Christmas tree sales have grown strongly this year as people appear to have turned their back on plastic trees imported from thousands of miles away and sought out more sustainable options to make their homes festive for the holidays.
The Irish Christmas Tree Growers (ICTG) umbrella group said that around 450,000 Irish trees are currently standing in living rooms across Ireland with a further 250,000 making their way to Europe, mostly the UK, France and German.
Sales have jumped by over 10 per cent in the last two years and ICTG chairman Christy Kavanagh hailed a bumper year and said the business was now worth in excess of €20 million to the local economy.
“We had a good harvest this year as growing conditions have been particularly optimal, trees are displaying a good colour. And it is great to see the public supporting their local economy by choosing Irish grown Christmas trees,” he said.
One person who has benefitted from a switch to real trees is Theo Lambton. He set up a tree delivery and collection service called Fir in Dublin just over three years ago.

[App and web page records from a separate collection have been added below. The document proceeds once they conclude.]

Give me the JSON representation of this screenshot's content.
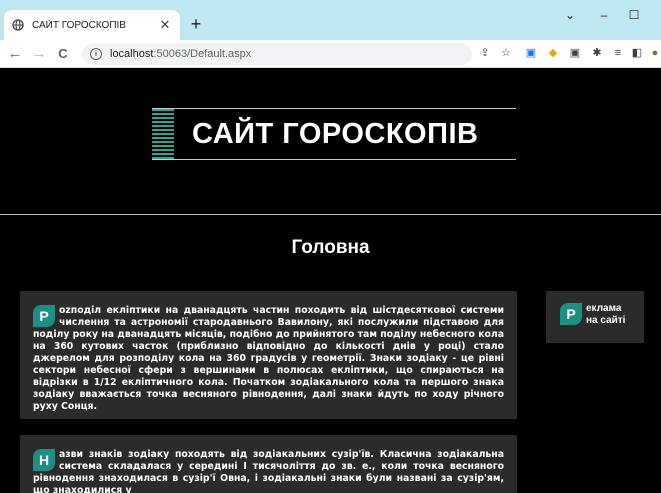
{
  "browser": {
    "tab_title": "САЙТ ГОРОСКОПІВ",
    "url_host": "localhost",
    "url_path": ":50063/Default.aspx",
    "new_tab": "+",
    "back": "←",
    "forward": "→",
    "reload": "C"
  },
  "page": {
    "site_title": "САЙТ ГОРОСКОПІВ",
    "heading": "Головна",
    "articles": [
      {
        "initial": "Р",
        "text": "оzподіл екліптики на дванадцять частин походить від шістдесяткової системи числення та астрономії стародавнього Вавилону, які послужили підставою для поділу року на дванадцять місяців, подібно до прийнятого там поділу небесного кола на 360 кутових часток (приблизно відповідно до кількості днів у році) стало джерелом для розподілу кола на 360 градусів у геометрії. Знаки зодіаку - це рівні сектори небесної сфери з вершинами в полюсах екліптики, що спираються на відрізки в 1/12 екліптичного кола. Початком зодіакального кола та першого знака зодіаку вважається точка весняного рівнодення, далі знаки йдуть по ходу річного руху Сонця."
      },
      {
        "initial": "Н",
        "text": "азви знаків зодіаку походять від зодіакальних сузір'їв. Класична зодіакальна система складалася у середині І тисячоліття до зв. е., коли точка весняного рівнодення знаходилася в сузір'ї Овна, і зодіакальні знаки були названі за сузір'ям, що знаходилися у"
      }
    ],
    "sidebar": {
      "initial": "Р",
      "line1": "еклама",
      "line2": "на сайті"
    }
  }
}
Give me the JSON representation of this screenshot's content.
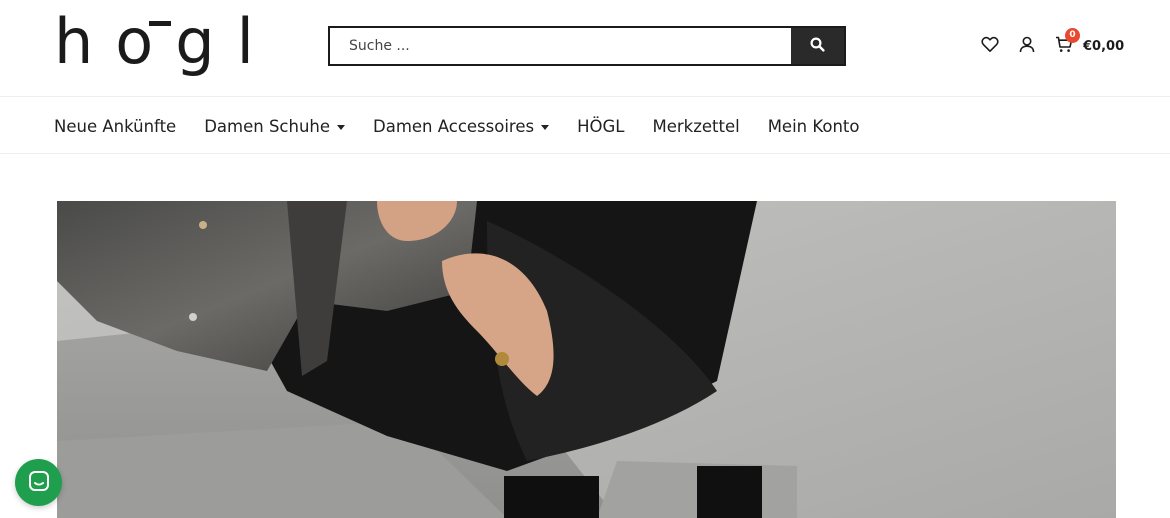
{
  "header": {
    "logo_text": "hōgl",
    "search": {
      "placeholder": "Suche ..."
    },
    "cart": {
      "count": "0",
      "total": "€0,00"
    }
  },
  "nav": {
    "items": [
      {
        "label": "Neue Ankünfte",
        "has_dropdown": false
      },
      {
        "label": "Damen Schuhe",
        "has_dropdown": true
      },
      {
        "label": "Damen Accessoires",
        "has_dropdown": true
      },
      {
        "label": "HÖGL",
        "has_dropdown": false
      },
      {
        "label": "Merkzettel",
        "has_dropdown": false
      },
      {
        "label": "Mein Konto",
        "has_dropdown": false
      }
    ]
  },
  "colors": {
    "primary": "#1b1b1b",
    "badge": "#e8492f",
    "chat": "#1f9e4e"
  },
  "icons": [
    "search-icon",
    "heart-icon",
    "user-icon",
    "cart-icon",
    "chat-icon",
    "chevron-down-icon"
  ]
}
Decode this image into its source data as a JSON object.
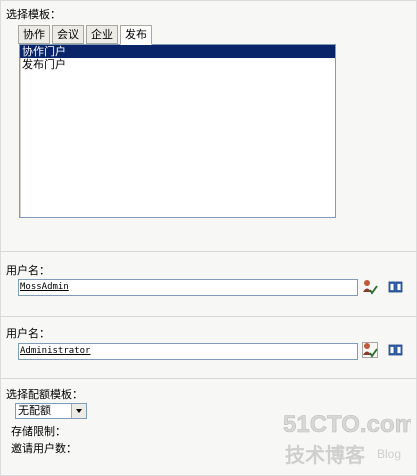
{
  "template": {
    "label": "选择模板：",
    "tabs": [
      "协作",
      "会议",
      "企业",
      "发布"
    ],
    "active_tab": "发布",
    "items": [
      "协作门户",
      "发布门户"
    ],
    "selected_item": "协作门户"
  },
  "user1": {
    "label": "用户名：",
    "value": "MossAdmin"
  },
  "user2": {
    "label": "用户名：",
    "value": "Administrator"
  },
  "quota": {
    "label": "选择配额模板：",
    "selected": "无配额",
    "storage_label": "存储限制：",
    "invite_label": "邀请用户数："
  },
  "watermark": {
    "line1": "51CTO.com",
    "line2": "技术博客",
    "line3": "Blog"
  },
  "colors": {
    "selection": "#0a246a",
    "field_border": "#7f9db9"
  },
  "icons": [
    "check-names-icon",
    "address-book-icon",
    "dropdown-arrow-icon"
  ]
}
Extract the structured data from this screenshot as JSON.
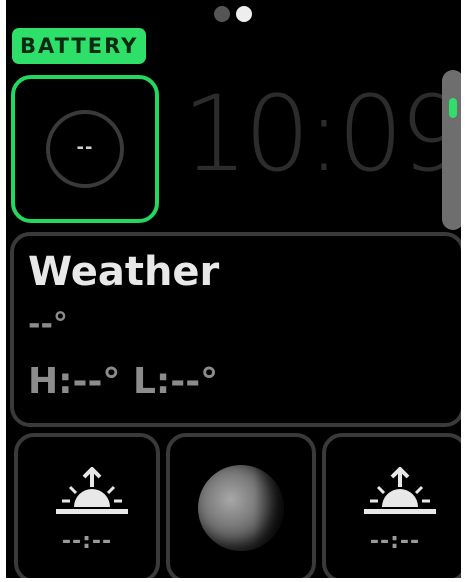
{
  "page_indicator": {
    "count": 2,
    "active_index": 1
  },
  "battery": {
    "badge_label": "BATTERY",
    "value": "--",
    "accent_color": "#2ee06a"
  },
  "clock": {
    "time": "10:09"
  },
  "scroll": {
    "thumb_color": "#2ee06a"
  },
  "weather": {
    "title": "Weather",
    "temperature": "--°",
    "high_low": "H:--° L:--°"
  },
  "bottom": {
    "sunrise": {
      "icon": "sunrise-icon",
      "time": "--:--"
    },
    "moon": {
      "icon": "moon-phase-icon"
    },
    "sunset": {
      "icon": "sunset-icon",
      "time": "--:--"
    }
  }
}
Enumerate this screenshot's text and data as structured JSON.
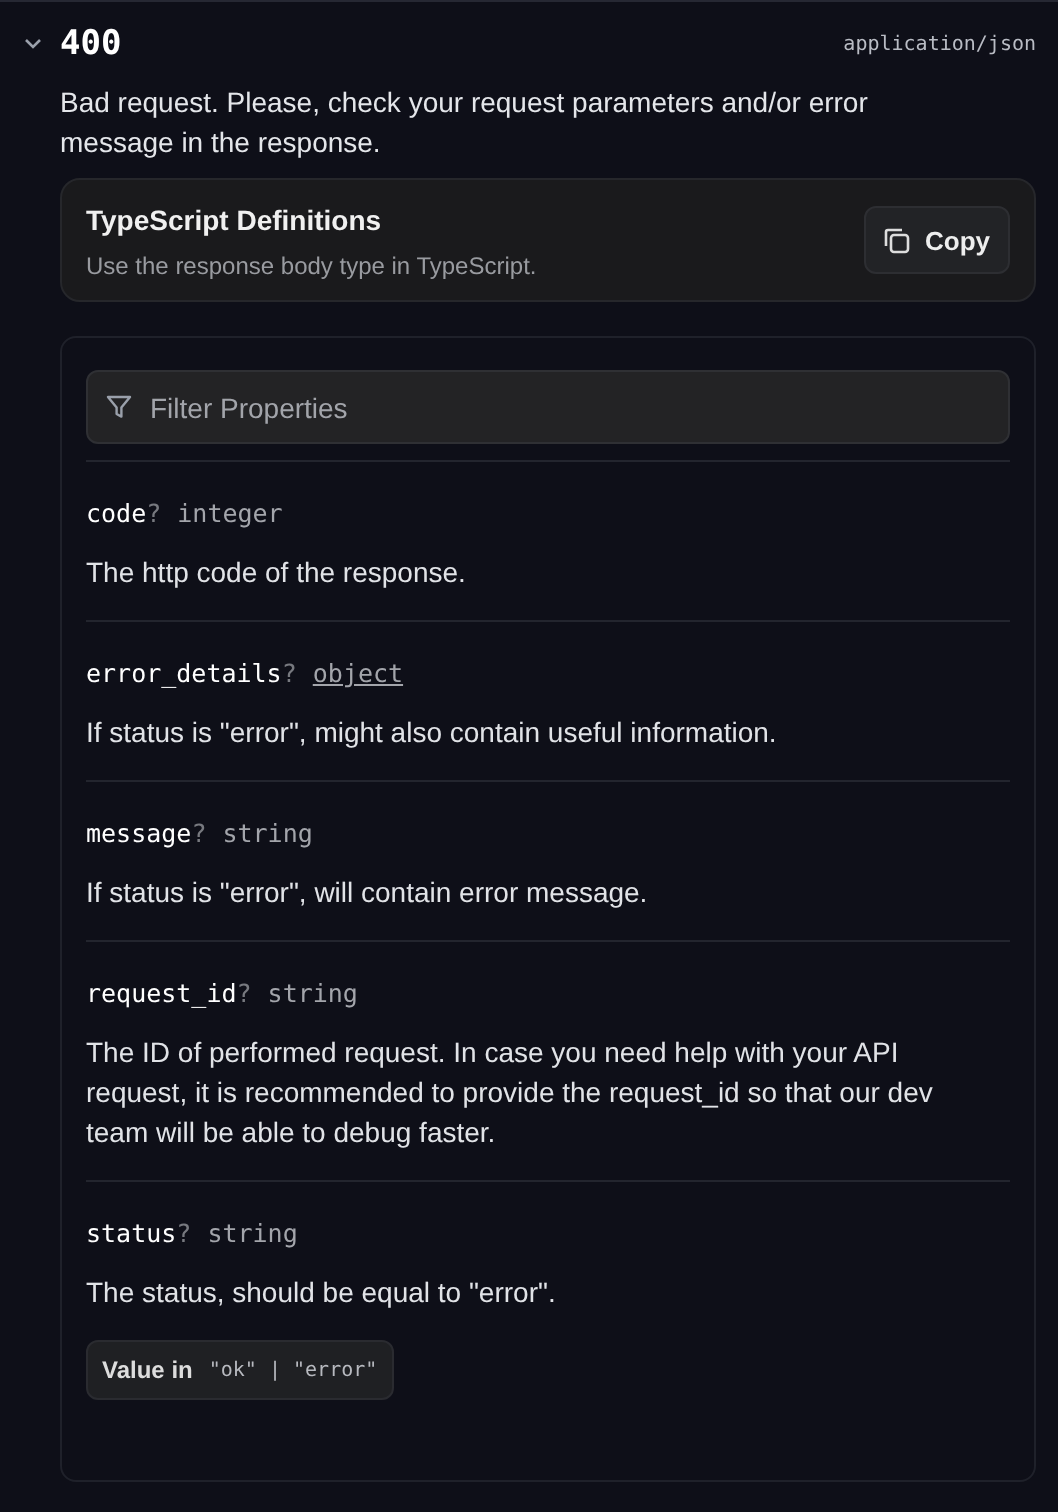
{
  "response": {
    "expanded": true,
    "status_code": "400",
    "content_type": "application/json",
    "description": "Bad request. Please, check your request parameters and/or error message in the response."
  },
  "typescript_card": {
    "title": "TypeScript Definitions",
    "subtitle": "Use the response body type in TypeScript.",
    "button": "Copy"
  },
  "filter": {
    "placeholder": "Filter Properties"
  },
  "properties": [
    {
      "name": "code",
      "optional_mark": "?",
      "type": "integer",
      "type_is_link": false,
      "description": "The http code of the response."
    },
    {
      "name": "error_details",
      "optional_mark": "?",
      "type": "object",
      "type_is_link": true,
      "description": "If status is \"error\", might also contain useful information."
    },
    {
      "name": "message",
      "optional_mark": "?",
      "type": "string",
      "type_is_link": false,
      "description": "If status is \"error\", will contain error message."
    },
    {
      "name": "request_id",
      "optional_mark": "?",
      "type": "string",
      "type_is_link": false,
      "description": "The ID of performed request. In case you need help with your API request, it is recommended to provide the request_id so that our dev team will be able to debug faster."
    },
    {
      "name": "status",
      "optional_mark": "?",
      "type": "string",
      "type_is_link": false,
      "description": "The status, should be equal to \"error\".",
      "enum_label": "Value in",
      "enum_values": "\"ok\" | \"error\""
    }
  ]
}
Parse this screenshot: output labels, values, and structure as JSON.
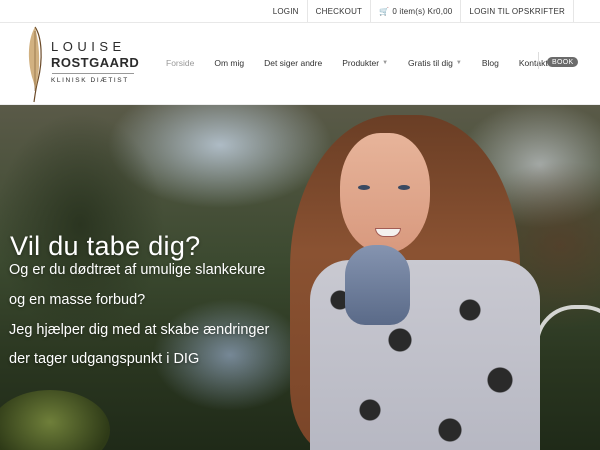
{
  "topbar": {
    "login": "LOGIN",
    "checkout": "CHECKOUT",
    "cart": "0 item(s) Kr0,00",
    "login_recipes": "LOGIN TIL OPSKRIFTER"
  },
  "logo": {
    "name_first": "LOUISE",
    "name_last": "ROSTGAARD",
    "subtitle": "KLINISK DIÆTIST"
  },
  "nav": {
    "items": [
      {
        "label": "Forside",
        "active": true
      },
      {
        "label": "Om mig"
      },
      {
        "label": "Det siger andre"
      },
      {
        "label": "Produkter",
        "dropdown": true
      },
      {
        "label": "Gratis til dig",
        "dropdown": true
      },
      {
        "label": "Blog"
      },
      {
        "label": "Kontakt"
      }
    ],
    "book": "BOOK"
  },
  "hero": {
    "title": "Vil du tabe dig?",
    "lines": [
      "Og er du dødtræt af umulige slankekure",
      "og en masse forbud?",
      "Jeg hjælper dig med at skabe ændringer",
      "der tager udgangspunkt i DIG"
    ]
  },
  "colors": {
    "book_bg": "#6b6b6b",
    "nav_active": "#999999",
    "text": "#333333"
  },
  "icons": [
    "cart-icon",
    "feather-icon",
    "chevron-down-icon"
  ]
}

He sources all his trees in Wicklow and he told The Irish Times that 2019 will be the company's best year. He attributes the surge in sales to more disposable income and a greater interest in sustainability.
"I think people have more money to spend but an awareness of the environmental impact of buying a plastic tree made in China with plastics and harmful chemicals and shipped thousands of miles leaving a huge carbon footprint has made people see the value of real trees," he said.
He said that with real trees which are properly recycled there “is virtually no waste and the carbon footprint is almost zero” although that does depend on how far a person drives to collect their tree.
With Fir, people don’t drive and Mr Lambton has delivered more than 700 trees this season so far.
He said his start-up company has got around the difficulties people might have with somebody else choosing their tree by giving people options when they order online.
“People can decide if they want a tall or small tree and they can chose a slender one or a bushy one and they can chose its rough shape and then we will bring several options to them so they can still make a choice.”
For anyone wondering why their Christmas trees don’t smell as strongly as they may have done in the past, the answer may lie with a shift in the type of trees sold in the Irish market.
In the past the Norway Spruce was popular but it also shed its needles very fast. It was replaced in many Irish houses by the Noble Fir with is high sap content and strong odour and resilient needles. Its shape was frequently less than ideal which lead to its replacement by the more aesthetically pleasing Nordmann, a triangular tree with rich green foliage and soft needles. This type is easier to grow and makes up three-quarters of all trees sold here.